▶ **Problem**: Locate the string "title" throughout the material and copy every line in which it occurs.

▶ **The data**:
· · · · · · ·

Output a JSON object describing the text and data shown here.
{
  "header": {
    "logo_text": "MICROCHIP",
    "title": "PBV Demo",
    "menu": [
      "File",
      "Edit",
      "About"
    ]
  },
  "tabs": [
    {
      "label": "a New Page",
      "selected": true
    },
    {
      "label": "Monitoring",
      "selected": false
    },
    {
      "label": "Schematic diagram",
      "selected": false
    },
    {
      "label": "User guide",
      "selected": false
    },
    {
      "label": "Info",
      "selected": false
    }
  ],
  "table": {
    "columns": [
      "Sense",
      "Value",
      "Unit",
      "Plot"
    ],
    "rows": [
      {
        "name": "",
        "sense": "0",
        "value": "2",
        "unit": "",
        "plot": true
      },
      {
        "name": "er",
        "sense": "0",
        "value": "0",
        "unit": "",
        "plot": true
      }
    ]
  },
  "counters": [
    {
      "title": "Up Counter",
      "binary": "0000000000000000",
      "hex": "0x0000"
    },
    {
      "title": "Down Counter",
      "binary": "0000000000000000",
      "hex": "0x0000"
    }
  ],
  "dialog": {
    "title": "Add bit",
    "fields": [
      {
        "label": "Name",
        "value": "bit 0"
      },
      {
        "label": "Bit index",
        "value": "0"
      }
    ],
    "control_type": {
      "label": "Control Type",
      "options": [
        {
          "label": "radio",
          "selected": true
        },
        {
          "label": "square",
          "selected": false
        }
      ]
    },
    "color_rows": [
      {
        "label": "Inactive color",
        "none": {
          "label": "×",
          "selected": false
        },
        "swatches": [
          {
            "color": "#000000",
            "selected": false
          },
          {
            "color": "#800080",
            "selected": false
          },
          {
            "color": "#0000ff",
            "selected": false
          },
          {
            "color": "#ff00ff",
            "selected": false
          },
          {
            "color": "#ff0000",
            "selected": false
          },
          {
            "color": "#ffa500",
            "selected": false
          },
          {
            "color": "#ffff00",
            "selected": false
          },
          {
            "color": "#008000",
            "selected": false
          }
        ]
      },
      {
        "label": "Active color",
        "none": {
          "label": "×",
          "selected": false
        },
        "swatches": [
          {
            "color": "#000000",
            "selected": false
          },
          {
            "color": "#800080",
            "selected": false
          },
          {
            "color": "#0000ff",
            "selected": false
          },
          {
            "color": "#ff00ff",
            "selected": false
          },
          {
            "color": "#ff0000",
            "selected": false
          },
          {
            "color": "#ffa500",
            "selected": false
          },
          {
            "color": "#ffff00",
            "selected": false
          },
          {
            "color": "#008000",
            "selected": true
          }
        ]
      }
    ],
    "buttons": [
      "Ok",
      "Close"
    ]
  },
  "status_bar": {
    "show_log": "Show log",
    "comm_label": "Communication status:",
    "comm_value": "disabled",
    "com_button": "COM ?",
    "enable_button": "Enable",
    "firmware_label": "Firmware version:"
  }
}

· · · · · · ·

▶ **Task answer**:
    "title": "PBV Demo",
      "title": "Up Counter",
      "title": "Down Counter",
    "title": "Add bit",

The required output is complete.